### What the task asks
From the first line to the last, repeat the records exactly and skip the pictures.

### Provided records
════════════════════
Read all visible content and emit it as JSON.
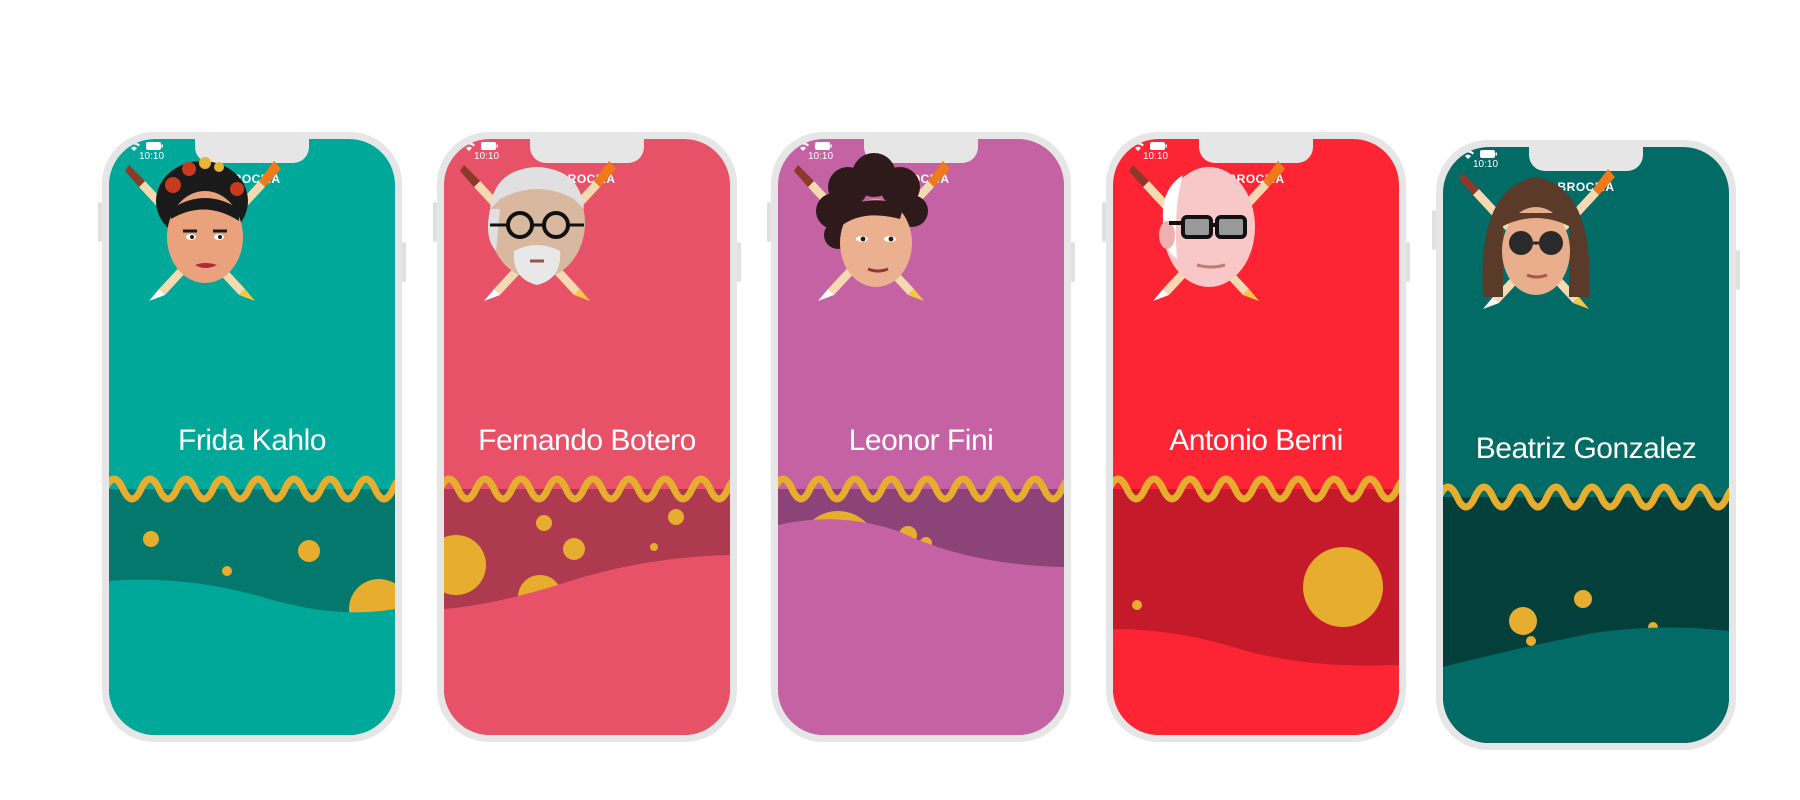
{
  "status_bar": {
    "time": "10:10"
  },
  "app": {
    "brand": "BROCMA"
  },
  "colors": {
    "wave_accent": "#e7ad2e",
    "phone_frame": "#e6e6e6"
  },
  "cards": [
    {
      "name": "Frida Kahlo",
      "theme": {
        "top": "#00a89a",
        "mid": "#05786d",
        "bottom": "#00a89a"
      }
    },
    {
      "name": "Fernando Botero",
      "theme": {
        "top": "#e85268",
        "mid": "#ad3a4e",
        "bottom": "#e85268"
      }
    },
    {
      "name": "Leonor Fini",
      "theme": {
        "top": "#c462a4",
        "mid": "#8c4478",
        "bottom": "#c462a4"
      }
    },
    {
      "name": "Antonio Berni",
      "theme": {
        "top": "#fd2534",
        "mid": "#c41a2a",
        "bottom": "#fd2534"
      }
    },
    {
      "name": "Beatriz Gonzalez",
      "theme": {
        "top": "#036b65",
        "mid": "#03403b",
        "bottom": "#036b65"
      }
    }
  ]
}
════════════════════
### Output
Read all visible content and emit it as JSON.
{
  "status_bar": {
    "time": "10:10"
  },
  "app": {
    "brand": "BROCMA"
  },
  "colors": {
    "wave_accent": "#e7ad2e",
    "phone_frame": "#e6e6e6"
  },
  "cards": [
    {
      "name": "Frida Kahlo",
      "theme": {
        "top": "#00a89a",
        "mid": "#05786d",
        "bottom": "#00a89a"
      }
    },
    {
      "name": "Fernando Botero",
      "theme": {
        "top": "#e85268",
        "mid": "#ad3a4e",
        "bottom": "#e85268"
      }
    },
    {
      "name": "Leonor Fini",
      "theme": {
        "top": "#c462a4",
        "mid": "#8c4478",
        "bottom": "#c462a4"
      }
    },
    {
      "name": "Antonio Berni",
      "theme": {
        "top": "#fd2534",
        "mid": "#c41a2a",
        "bottom": "#fd2534"
      }
    },
    {
      "name": "Beatriz Gonzalez",
      "theme": {
        "top": "#036b65",
        "mid": "#03403b",
        "bottom": "#036b65"
      }
    }
  ]
}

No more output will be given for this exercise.